Looking for something to clear your head in these days of media glut and radical uncertainty? Check out Slow Machines from Michael Grigoni and sound and installation artist Stephen Vitiello on the 12k label.
The gist of Slow Machines seems to be one of drifting. Of letting go of any kind of rigidity or formal structure to float away to a looser, unfettered dimension. Grigoni’s languid yet precise playing on his dobro, pedal, and lap steel guitars works to conjure images of an eternal Southwestern landscape while Vitiello’s electronics, field recordings and effects (as well as his application of clicks, ticks, and scratches from the Tinguely-esque kinetic sculptures of Arthur Ganson on the first track) keep the music grounded in the physicality of the here and now. Together the two artists strike a lively balance that suggests vast expanses of space and time without explicitly referencing the celestial.

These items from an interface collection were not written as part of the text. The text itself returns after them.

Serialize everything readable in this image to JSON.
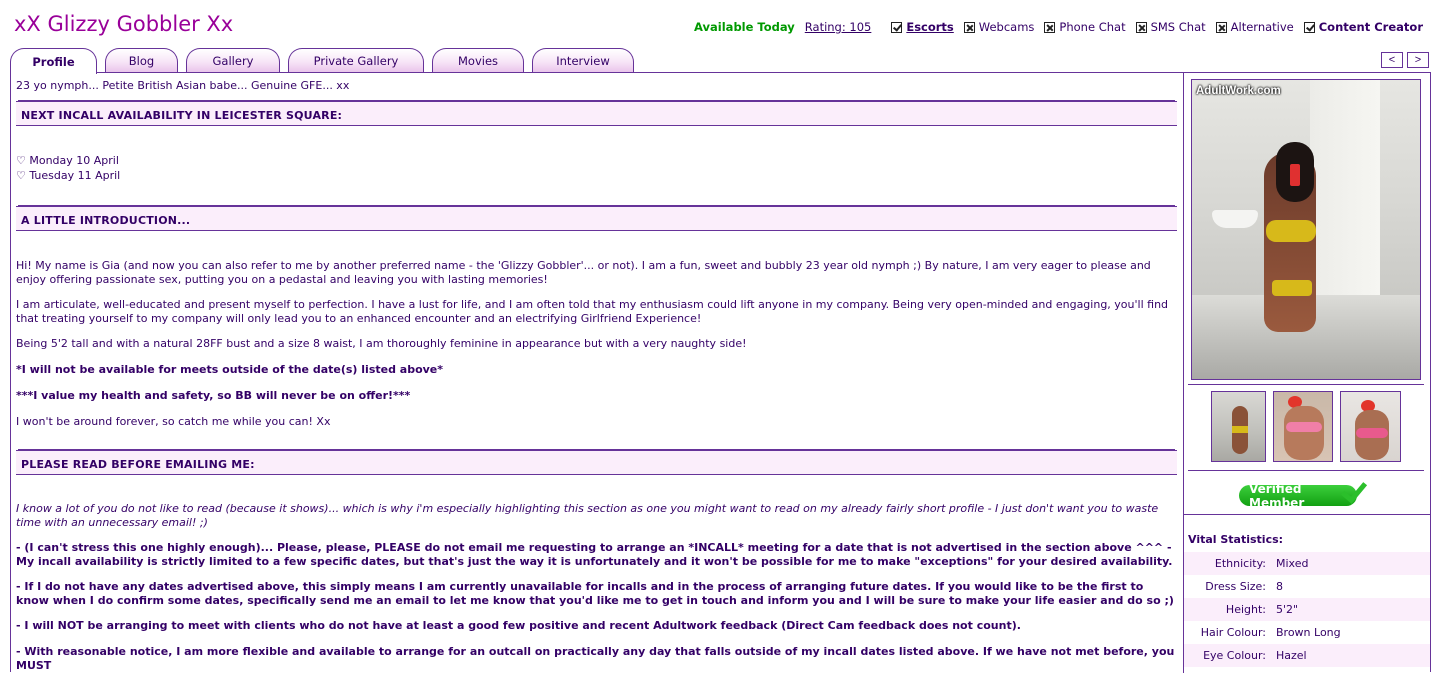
{
  "header": {
    "title": "xX Glizzy Gobbler Xx",
    "availability": "Available Today",
    "rating": "Rating: 105",
    "services": [
      {
        "label": "Escorts",
        "state": "check",
        "bold": true,
        "underline": true
      },
      {
        "label": "Webcams",
        "state": "cross"
      },
      {
        "label": "Phone Chat",
        "state": "cross"
      },
      {
        "label": "SMS Chat",
        "state": "cross"
      },
      {
        "label": "Alternative",
        "state": "cross"
      },
      {
        "label": "Content Creator",
        "state": "check",
        "bold": true
      }
    ]
  },
  "tabs": [
    {
      "label": "Profile",
      "active": true
    },
    {
      "label": "Blog"
    },
    {
      "label": "Gallery"
    },
    {
      "label": "Private Gallery"
    },
    {
      "label": "Movies"
    },
    {
      "label": "Interview"
    }
  ],
  "pager": {
    "prev": "<",
    "next": ">"
  },
  "profile": {
    "tagline": "23 yo nymph... Petite British Asian babe... Genuine GFE... xx",
    "sec1_heading": "NEXT INCALL AVAILABILITY IN LEICESTER SQUARE:",
    "dates": [
      "♡ Monday 10 April",
      "♡ Tuesday 11 April"
    ],
    "sec2_heading": "A LITTLE INTRODUCTION...",
    "intro": [
      "Hi! My name is Gia (and now you can also refer to me by another preferred name - the 'Glizzy Gobbler'... or not). I am a fun, sweet and bubbly 23 year old nymph ;) By nature, I am very eager to please and enjoy offering passionate sex, putting you on a pedastal and leaving you with lasting memories!",
      "I am articulate, well-educated and present myself to perfection. I have a lust for life, and I am often told that my enthusiasm could lift anyone in my company. Being very open-minded and engaging, you'll find that treating yourself to my company will only lead you to an enhanced encounter and an electrifying Girlfriend Experience!",
      "Being 5'2 tall and with a natural 28FF bust and a size 8 waist, I am thoroughly feminine in appearance but with a very naughty side!",
      "*I will not be available for meets outside of the date(s) listed above*",
      "***I value my health and safety, so BB will never be on offer!***",
      "I won't be around forever, so catch me while you can! Xx"
    ],
    "sec3_heading": "PLEASE READ BEFORE EMAILING ME:",
    "read": [
      "I know a lot of you do not like to read (because it shows)... which is why i'm especially highlighting this section as one you might want to read on my already fairly short profile - I just don't want you to waste time with an unnecessary email! ;)",
      "- (I can't stress this one highly enough)... Please, please, PLEASE do not email me requesting to arrange an *INCALL* meeting for a date that is not advertised in the section above ^^^ - My incall availability is strictly limited to a few specific dates, but that's just the way it is unfortunately and it won't be possible for me to make \"exceptions\" for your desired availability.",
      "- If I do not have any dates advertised above, this simply means I am currently unavailable for incalls and in the process of arranging future dates. If you would like to be the first to know when I do confirm some dates, specifically send me an email to let me know that you'd like me to get in touch and inform you and I will be sure to make your life easier and do so ;)",
      "- I will NOT be arranging to meet with clients who do not have at least a good few positive and recent Adultwork feedback (Direct Cam feedback does not count).",
      "- With reasonable notice, I am more flexible and available to arrange for an outcall on practically any day that falls outside of my incall dates listed above. If we have not met before, you MUST"
    ]
  },
  "sidebar": {
    "watermark": "AdultWork.com",
    "verified": "Verified Member",
    "vitals_title": "Vital Statistics:",
    "vitals": [
      {
        "label": "Ethnicity:",
        "value": "Mixed"
      },
      {
        "label": "Dress Size:",
        "value": "8"
      },
      {
        "label": "Height:",
        "value": "5'2\""
      },
      {
        "label": "Hair Colour:",
        "value": "Brown Long"
      },
      {
        "label": "Eye Colour:",
        "value": "Hazel"
      }
    ]
  },
  "colors": {
    "title": "#990099",
    "text": "#330066",
    "available": "#009900",
    "section_bg": "#fbeefb",
    "border": "#663399"
  }
}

Grigoni’s gentle picking and strumming on most tracks creates a spare pointillist specificity that hovers over Vitiello’s beds of glowing, swelling effects. “Purpling Cloud” finds them slowly building up the sense of a gathering storm, with a kind of breezy playing from Grigoni buttressed by softly distorted growls from Vitiello. The piece ends in a rainy patter of notes, bringing with it a feeling of dry heat and the peppery smell of petrichor.
The rain suggested in “Purpling Cloud” reaches land and seems to float in the distant background of “A Clearing,” but the track never lapses into an ambient cliché of dreamy stasis. This is thanks to Vitiello’s subtle intrusions and ruptures as well as Grigoni’s muted, wordless vocals, which both echo and harmonize with his playing. The closing track, “Transparent as a Hanging Glass” throbs with a more pronounced bass sound while reversed guitar notes and glinting harmonics throughout add new textures and dimensions.

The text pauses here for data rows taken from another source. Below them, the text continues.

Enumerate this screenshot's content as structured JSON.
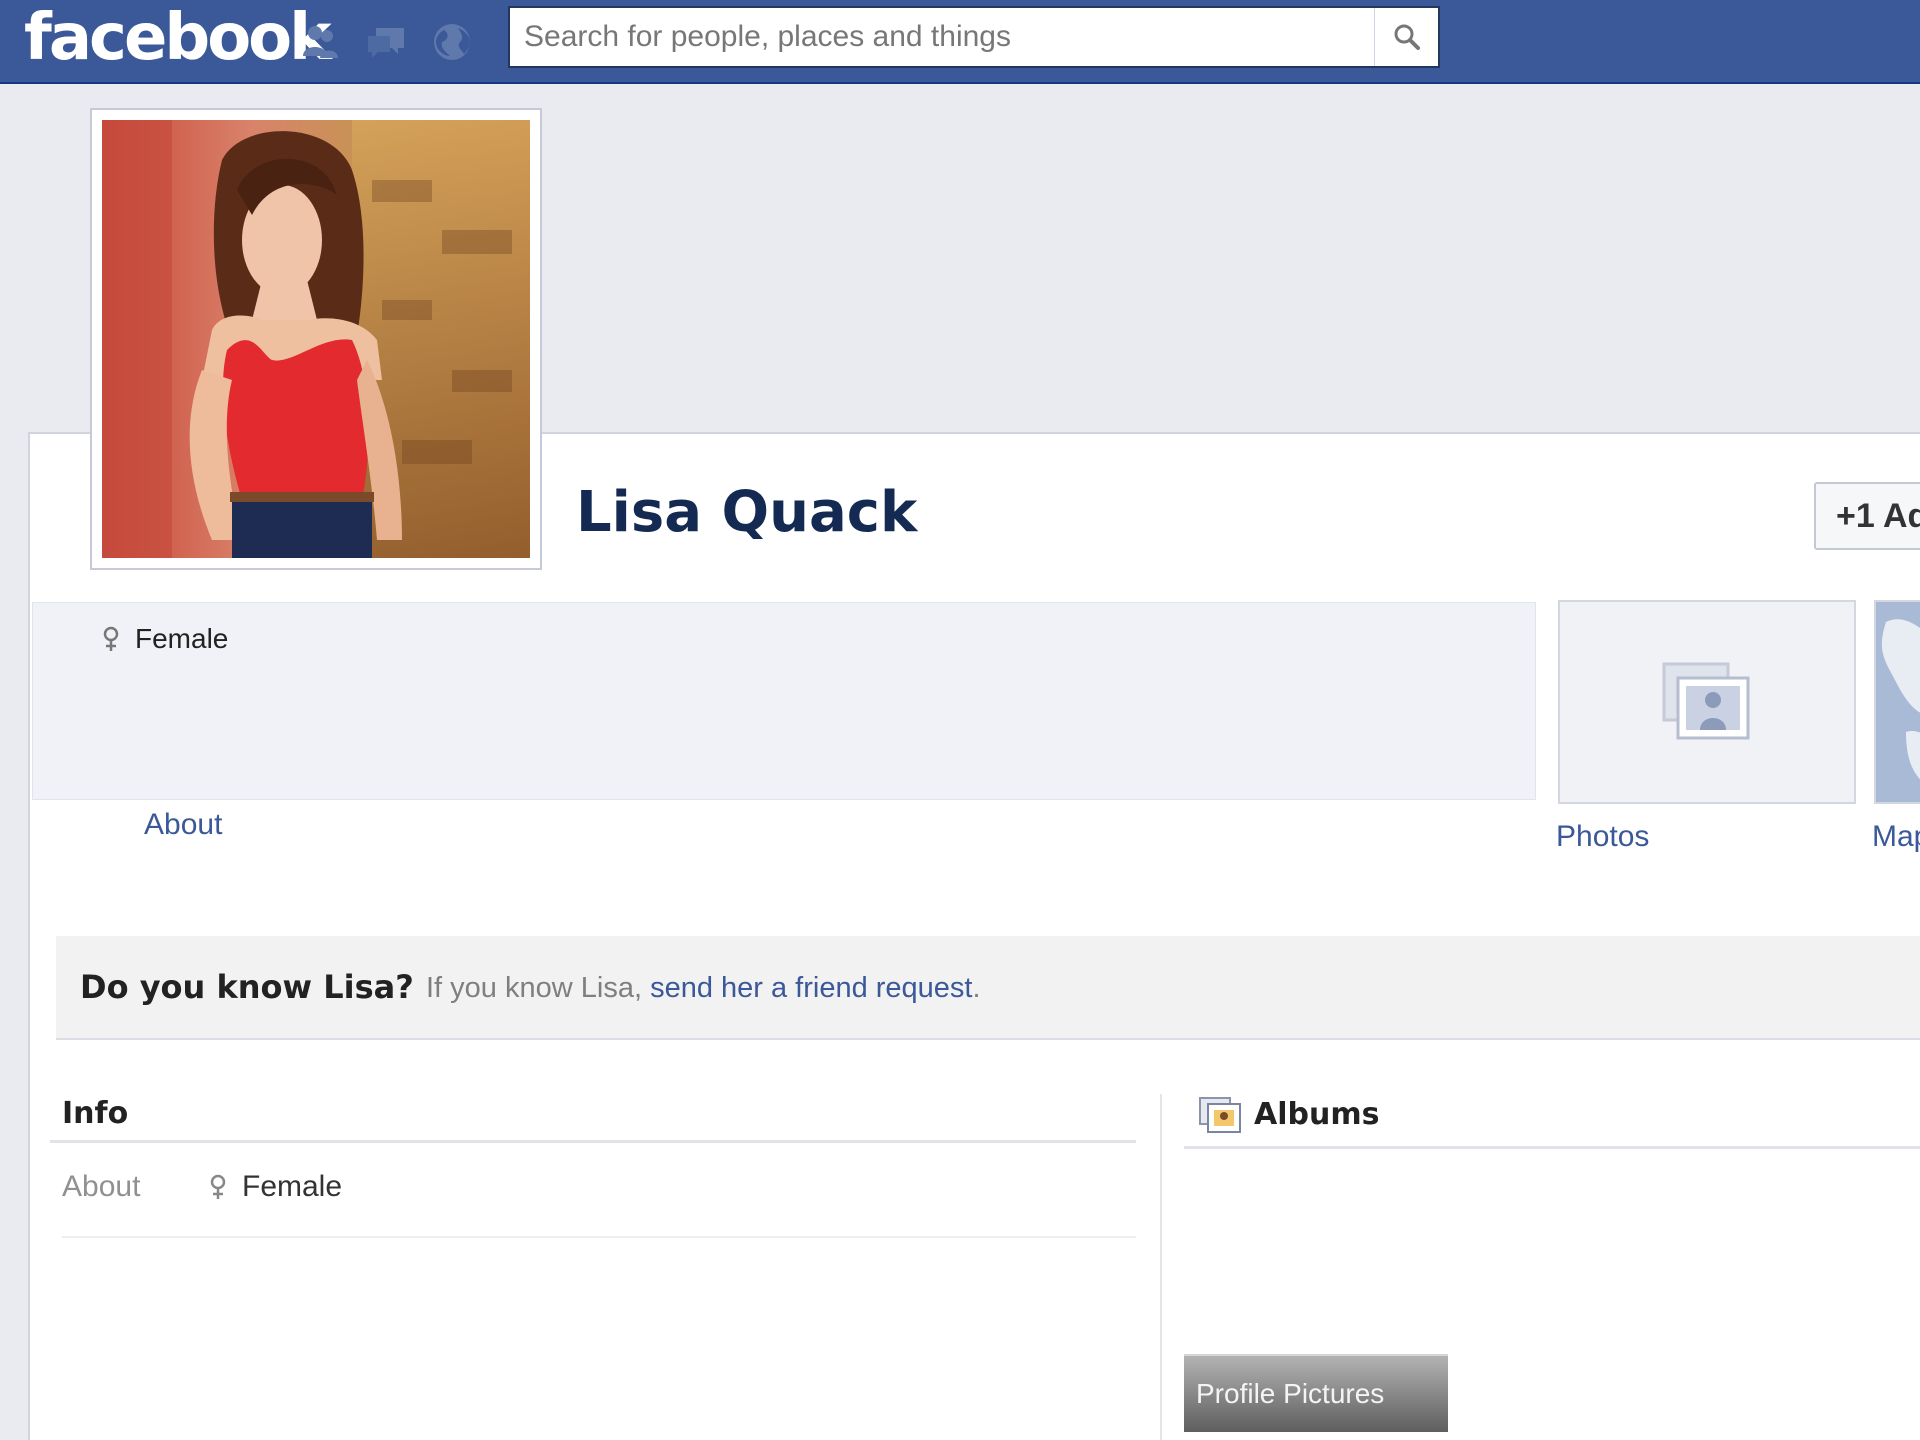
{
  "topbar": {
    "logo": "facebook",
    "jewels": [
      "friend-requests-icon",
      "messages-icon",
      "notifications-globe-icon"
    ],
    "search_placeholder": "Search for people, places and things",
    "colors": {
      "bar": "#3b5998",
      "border": "#133783"
    }
  },
  "profile": {
    "name": "Lisa Quack",
    "add_friend_label": "+1 Ad",
    "gender": "Female",
    "about_link": "About"
  },
  "tiles": [
    {
      "label": "Photos",
      "icon": "photos-icon"
    },
    {
      "label": "Map",
      "icon": "map-icon"
    }
  ],
  "know_bar": {
    "title": "Do you know Lisa?",
    "text": "If you know Lisa,",
    "link": "send her a friend request",
    "suffix": "."
  },
  "info": {
    "heading": "Info",
    "label": "About",
    "value": "Female"
  },
  "albums": {
    "heading": "Albums",
    "items": [
      {
        "label": "Profile Pictures"
      }
    ]
  }
}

Each track on Slow Machines is part of a larger mood, yet the album is never monotonous. It’s packed with intriguing details and ideas, and plays out in a fresh and surprising fashion. I find it both a much-needed antidote to our current craziness and a source of solace. And if you like it as much as I do, check out Grigoni’s earlier 12k release, Mount Carmel. It’s a beauty.
While I’m suggesting other work by these artists, check out this new release from Vitiello, And the room into my buzzing head. With just an open window and an Aeolian harp – a harp that’s played by the wind blowing across its strings – he’s captured a rich and lovely recording of both the lulling swells of the harp and the vibrant sounds of life outside his window. From a startling array of birdcalls to the muffled thrum of drowsy insects to the evocative, heralding call of a distant train. It’s a surprisingly emotive variant on John Cage’s “4’33” and a soothing sonic strategy for these self-quarantining times.